PROBLEM
Each line in the entries below that holds the string "Input" is to be listed.

Records from a collection
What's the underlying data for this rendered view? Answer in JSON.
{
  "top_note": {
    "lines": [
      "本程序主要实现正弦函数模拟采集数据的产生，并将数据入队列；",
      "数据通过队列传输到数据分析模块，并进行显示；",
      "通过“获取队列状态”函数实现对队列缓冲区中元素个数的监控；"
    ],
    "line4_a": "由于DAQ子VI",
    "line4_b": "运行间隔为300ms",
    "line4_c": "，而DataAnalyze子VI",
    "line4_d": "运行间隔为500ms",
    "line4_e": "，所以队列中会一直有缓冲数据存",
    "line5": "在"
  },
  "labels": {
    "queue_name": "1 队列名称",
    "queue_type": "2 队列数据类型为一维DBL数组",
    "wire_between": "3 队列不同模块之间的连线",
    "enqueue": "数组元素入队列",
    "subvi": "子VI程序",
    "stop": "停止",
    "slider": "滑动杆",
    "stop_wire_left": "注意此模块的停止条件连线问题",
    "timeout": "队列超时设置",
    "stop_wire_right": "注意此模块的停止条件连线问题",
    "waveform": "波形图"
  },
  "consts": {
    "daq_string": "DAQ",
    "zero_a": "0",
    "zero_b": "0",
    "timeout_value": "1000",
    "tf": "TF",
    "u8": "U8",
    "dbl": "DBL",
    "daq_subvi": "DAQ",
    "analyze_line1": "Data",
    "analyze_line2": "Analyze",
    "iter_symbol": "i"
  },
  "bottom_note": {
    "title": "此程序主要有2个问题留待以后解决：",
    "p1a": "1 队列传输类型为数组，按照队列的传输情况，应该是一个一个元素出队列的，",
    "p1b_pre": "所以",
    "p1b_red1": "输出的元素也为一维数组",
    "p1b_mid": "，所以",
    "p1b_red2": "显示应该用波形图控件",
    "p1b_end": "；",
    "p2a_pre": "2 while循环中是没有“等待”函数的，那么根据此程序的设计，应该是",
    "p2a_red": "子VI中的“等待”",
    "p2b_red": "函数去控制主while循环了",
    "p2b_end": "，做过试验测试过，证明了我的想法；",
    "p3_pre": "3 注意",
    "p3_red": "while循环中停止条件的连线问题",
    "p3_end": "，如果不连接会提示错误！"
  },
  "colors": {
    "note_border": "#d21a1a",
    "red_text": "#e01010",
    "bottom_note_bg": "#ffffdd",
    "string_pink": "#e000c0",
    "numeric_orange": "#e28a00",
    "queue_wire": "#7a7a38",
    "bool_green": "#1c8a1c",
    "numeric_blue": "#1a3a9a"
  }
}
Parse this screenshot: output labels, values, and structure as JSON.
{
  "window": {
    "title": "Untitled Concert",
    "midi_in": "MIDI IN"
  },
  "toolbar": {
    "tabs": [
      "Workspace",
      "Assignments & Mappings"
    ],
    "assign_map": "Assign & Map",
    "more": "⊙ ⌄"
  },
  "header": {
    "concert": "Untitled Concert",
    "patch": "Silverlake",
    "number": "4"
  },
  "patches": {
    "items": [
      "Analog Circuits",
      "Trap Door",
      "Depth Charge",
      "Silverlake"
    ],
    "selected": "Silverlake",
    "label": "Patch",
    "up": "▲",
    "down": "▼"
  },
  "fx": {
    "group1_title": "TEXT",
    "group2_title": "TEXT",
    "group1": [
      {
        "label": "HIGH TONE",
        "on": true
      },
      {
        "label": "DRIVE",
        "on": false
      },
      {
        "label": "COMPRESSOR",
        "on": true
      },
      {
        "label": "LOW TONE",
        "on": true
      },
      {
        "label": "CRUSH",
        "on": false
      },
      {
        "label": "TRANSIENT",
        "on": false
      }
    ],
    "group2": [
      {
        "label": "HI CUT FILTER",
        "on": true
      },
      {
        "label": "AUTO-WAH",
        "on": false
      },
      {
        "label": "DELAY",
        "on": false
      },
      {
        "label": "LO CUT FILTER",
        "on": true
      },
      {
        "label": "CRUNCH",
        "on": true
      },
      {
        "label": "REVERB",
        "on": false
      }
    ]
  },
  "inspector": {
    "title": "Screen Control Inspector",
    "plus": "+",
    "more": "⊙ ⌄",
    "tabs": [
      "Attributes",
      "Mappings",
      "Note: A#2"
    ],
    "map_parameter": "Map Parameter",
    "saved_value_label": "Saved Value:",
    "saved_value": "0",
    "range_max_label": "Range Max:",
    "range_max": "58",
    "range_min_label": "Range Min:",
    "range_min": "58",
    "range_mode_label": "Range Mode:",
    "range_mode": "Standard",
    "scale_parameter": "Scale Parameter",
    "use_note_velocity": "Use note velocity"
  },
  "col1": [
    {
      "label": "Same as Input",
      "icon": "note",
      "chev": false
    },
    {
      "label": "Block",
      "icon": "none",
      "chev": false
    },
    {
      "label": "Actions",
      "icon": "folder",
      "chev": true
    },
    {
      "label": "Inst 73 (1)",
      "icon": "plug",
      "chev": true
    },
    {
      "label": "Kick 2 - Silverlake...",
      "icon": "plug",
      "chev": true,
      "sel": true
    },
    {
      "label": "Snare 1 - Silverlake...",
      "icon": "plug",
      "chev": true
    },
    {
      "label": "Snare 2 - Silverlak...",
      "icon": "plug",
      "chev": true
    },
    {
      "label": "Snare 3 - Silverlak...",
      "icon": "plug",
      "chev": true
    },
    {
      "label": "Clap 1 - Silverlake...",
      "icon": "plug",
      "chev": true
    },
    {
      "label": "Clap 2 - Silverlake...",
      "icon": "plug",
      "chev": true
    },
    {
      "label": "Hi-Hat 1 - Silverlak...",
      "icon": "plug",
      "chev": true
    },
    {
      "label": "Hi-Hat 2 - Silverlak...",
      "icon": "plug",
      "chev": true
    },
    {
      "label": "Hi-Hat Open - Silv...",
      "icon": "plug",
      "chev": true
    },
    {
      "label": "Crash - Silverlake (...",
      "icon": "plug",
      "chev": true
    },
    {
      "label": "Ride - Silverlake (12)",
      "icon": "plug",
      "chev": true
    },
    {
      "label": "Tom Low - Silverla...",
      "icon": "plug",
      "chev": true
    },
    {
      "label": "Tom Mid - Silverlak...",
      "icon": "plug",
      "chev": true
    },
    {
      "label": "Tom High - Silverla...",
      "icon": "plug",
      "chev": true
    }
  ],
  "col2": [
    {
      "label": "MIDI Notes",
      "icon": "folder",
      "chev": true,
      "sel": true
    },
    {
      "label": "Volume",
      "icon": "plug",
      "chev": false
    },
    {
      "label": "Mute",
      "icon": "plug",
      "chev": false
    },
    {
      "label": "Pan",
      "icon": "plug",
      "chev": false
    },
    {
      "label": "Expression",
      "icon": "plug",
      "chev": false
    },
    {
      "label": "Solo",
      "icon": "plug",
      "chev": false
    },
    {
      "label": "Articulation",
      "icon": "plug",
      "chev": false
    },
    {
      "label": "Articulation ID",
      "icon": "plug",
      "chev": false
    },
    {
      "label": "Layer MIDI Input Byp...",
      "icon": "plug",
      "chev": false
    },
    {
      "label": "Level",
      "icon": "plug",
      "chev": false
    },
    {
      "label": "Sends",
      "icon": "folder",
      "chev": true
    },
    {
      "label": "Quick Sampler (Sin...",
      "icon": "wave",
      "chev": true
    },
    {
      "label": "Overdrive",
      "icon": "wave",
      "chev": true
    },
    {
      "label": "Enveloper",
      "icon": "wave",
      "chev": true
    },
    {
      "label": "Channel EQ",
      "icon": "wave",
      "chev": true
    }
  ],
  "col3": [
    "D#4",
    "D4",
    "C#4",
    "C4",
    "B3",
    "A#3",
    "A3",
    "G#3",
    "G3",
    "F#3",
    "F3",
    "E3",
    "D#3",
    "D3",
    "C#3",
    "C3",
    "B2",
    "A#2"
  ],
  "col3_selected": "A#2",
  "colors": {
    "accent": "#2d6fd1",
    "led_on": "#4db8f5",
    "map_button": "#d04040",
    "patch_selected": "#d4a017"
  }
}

REPLY
      "label": "Same as Input",
      "label": "Layer MIDI Input Byp...",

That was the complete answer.